[Start of Attachment]
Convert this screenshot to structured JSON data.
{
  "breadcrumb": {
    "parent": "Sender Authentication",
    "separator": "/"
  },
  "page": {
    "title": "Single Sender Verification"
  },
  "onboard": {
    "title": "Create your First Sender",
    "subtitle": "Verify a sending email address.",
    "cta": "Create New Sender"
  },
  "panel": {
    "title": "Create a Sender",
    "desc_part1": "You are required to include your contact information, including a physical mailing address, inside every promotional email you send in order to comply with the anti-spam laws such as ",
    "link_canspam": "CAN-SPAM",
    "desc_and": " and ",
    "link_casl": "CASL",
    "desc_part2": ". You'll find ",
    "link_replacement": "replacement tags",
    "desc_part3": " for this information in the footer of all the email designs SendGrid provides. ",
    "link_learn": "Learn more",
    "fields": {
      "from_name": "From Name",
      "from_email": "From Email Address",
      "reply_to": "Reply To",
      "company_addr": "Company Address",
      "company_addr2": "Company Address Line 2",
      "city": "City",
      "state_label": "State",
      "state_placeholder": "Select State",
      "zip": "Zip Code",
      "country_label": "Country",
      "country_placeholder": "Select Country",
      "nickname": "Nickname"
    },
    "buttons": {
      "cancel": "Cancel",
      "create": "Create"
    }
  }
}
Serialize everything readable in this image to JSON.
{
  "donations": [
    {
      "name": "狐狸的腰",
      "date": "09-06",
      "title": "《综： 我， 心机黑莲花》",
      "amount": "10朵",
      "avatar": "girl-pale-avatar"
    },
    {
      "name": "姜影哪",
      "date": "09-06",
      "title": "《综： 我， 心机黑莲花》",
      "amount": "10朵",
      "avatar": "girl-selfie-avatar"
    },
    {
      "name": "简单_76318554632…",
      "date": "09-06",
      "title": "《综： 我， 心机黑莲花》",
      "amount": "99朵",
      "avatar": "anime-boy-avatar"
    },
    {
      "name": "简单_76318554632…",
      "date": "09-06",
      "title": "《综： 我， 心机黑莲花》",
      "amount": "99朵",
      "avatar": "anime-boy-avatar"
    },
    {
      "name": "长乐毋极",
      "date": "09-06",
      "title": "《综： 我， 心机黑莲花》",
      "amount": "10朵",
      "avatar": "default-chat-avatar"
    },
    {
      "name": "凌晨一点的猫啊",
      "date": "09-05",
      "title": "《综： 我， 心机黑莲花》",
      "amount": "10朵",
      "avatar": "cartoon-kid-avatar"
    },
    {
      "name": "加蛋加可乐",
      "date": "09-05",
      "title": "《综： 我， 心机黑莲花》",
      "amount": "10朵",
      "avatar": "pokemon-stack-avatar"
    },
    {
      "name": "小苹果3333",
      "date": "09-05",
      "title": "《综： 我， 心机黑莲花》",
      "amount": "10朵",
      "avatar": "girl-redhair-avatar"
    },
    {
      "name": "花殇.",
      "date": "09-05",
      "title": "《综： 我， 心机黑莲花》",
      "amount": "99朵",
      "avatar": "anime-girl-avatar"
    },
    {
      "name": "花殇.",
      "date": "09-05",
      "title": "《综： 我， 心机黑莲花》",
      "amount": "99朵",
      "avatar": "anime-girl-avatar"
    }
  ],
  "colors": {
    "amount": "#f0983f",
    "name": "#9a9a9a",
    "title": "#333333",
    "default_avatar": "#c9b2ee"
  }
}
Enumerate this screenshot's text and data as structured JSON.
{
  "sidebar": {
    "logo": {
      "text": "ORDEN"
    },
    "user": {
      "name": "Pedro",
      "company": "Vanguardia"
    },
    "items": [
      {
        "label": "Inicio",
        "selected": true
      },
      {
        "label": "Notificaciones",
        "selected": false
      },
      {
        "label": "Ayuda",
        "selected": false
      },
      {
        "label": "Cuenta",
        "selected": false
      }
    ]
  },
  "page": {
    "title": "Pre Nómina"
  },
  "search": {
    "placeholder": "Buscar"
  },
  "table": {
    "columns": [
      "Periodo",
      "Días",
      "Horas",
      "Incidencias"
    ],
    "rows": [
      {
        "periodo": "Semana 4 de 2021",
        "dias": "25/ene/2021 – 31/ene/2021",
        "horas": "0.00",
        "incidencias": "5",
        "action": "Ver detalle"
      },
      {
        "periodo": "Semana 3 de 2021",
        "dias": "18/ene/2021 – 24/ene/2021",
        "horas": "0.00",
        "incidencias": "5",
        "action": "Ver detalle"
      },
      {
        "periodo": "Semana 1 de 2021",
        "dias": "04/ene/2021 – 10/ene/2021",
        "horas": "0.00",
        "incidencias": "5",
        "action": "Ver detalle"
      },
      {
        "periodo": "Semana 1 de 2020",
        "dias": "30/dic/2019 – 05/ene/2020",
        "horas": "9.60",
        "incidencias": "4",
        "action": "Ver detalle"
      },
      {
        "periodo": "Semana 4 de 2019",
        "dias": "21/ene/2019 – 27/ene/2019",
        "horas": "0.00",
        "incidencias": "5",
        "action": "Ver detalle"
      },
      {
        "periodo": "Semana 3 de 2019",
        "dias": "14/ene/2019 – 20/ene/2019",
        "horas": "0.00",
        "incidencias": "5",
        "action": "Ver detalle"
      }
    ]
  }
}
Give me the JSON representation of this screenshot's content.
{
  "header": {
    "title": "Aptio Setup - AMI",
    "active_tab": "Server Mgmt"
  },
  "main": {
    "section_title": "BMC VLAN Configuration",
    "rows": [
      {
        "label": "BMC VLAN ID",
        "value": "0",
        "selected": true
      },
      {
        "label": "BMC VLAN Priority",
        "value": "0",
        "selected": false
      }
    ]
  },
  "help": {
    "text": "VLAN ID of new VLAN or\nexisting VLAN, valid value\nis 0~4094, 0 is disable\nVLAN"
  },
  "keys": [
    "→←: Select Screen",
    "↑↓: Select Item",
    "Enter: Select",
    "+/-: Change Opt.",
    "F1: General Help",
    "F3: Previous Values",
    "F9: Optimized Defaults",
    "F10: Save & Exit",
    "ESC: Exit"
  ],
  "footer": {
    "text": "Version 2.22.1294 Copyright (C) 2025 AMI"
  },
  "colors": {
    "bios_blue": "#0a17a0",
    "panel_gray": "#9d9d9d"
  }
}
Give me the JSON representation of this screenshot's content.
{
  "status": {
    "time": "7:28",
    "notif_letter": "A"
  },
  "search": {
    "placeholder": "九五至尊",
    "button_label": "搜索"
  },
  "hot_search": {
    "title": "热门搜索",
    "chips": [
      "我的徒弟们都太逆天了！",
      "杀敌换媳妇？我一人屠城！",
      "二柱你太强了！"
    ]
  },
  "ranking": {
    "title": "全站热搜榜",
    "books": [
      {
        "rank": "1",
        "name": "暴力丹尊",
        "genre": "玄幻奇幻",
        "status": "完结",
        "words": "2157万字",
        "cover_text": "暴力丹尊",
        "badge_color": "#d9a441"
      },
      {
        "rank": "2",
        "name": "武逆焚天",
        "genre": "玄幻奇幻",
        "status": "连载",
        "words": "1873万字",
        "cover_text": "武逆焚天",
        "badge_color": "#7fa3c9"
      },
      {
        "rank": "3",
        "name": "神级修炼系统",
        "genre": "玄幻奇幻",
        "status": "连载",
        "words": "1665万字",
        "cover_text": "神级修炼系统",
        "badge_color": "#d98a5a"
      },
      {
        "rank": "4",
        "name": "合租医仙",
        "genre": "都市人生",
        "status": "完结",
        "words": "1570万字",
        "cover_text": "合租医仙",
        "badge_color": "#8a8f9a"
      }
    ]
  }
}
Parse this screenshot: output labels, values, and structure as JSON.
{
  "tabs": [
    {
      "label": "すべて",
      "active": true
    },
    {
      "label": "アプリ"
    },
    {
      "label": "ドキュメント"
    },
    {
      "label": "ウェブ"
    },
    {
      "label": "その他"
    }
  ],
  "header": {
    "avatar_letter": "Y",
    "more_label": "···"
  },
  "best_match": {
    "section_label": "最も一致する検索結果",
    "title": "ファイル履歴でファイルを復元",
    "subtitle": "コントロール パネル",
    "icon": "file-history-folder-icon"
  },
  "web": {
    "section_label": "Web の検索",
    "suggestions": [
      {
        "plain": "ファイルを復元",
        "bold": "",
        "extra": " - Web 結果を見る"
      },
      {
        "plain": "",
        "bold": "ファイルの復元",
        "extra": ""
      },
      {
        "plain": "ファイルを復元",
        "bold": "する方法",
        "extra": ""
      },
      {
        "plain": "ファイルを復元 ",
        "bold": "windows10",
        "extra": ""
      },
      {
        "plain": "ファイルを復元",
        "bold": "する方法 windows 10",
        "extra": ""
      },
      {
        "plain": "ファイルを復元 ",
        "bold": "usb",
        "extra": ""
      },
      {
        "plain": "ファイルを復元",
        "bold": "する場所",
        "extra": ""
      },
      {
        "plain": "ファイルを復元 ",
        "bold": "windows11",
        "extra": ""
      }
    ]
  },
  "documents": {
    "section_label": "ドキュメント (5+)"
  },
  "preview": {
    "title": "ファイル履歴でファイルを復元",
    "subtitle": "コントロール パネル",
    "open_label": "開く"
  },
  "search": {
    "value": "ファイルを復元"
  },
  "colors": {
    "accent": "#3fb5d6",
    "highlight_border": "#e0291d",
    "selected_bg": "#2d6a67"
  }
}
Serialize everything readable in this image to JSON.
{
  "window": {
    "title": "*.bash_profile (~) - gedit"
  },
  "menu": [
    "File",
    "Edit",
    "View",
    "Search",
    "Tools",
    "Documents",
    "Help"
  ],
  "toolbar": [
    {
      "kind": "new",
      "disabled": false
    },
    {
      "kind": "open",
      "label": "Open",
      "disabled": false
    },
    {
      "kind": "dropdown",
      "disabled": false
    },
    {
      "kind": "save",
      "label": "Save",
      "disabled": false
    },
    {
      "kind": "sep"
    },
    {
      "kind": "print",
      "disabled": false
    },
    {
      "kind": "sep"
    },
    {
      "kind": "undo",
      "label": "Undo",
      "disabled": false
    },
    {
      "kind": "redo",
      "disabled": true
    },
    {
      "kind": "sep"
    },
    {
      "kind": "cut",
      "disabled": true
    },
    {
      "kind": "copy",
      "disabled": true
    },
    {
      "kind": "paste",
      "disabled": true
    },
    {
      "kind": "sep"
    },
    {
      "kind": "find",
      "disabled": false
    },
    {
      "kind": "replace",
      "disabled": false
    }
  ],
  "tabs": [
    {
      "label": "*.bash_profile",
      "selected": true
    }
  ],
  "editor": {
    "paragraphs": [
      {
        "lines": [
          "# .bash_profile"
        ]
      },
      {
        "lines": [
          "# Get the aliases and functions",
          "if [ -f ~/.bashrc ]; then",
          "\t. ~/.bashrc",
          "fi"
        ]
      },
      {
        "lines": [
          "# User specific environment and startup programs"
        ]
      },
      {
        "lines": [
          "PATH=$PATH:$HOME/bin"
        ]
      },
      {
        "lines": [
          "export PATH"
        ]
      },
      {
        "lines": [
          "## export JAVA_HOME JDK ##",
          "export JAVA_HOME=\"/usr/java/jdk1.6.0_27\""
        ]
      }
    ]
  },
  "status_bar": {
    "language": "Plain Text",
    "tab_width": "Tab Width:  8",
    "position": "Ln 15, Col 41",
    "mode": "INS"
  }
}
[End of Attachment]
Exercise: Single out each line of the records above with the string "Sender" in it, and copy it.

Final answer:
    "parent": "Sender Authentication",
    "title": "Single Sender Verification"
    "title": "Create your First Sender",
    "cta": "Create New Sender"
    "title": "Create a Sender",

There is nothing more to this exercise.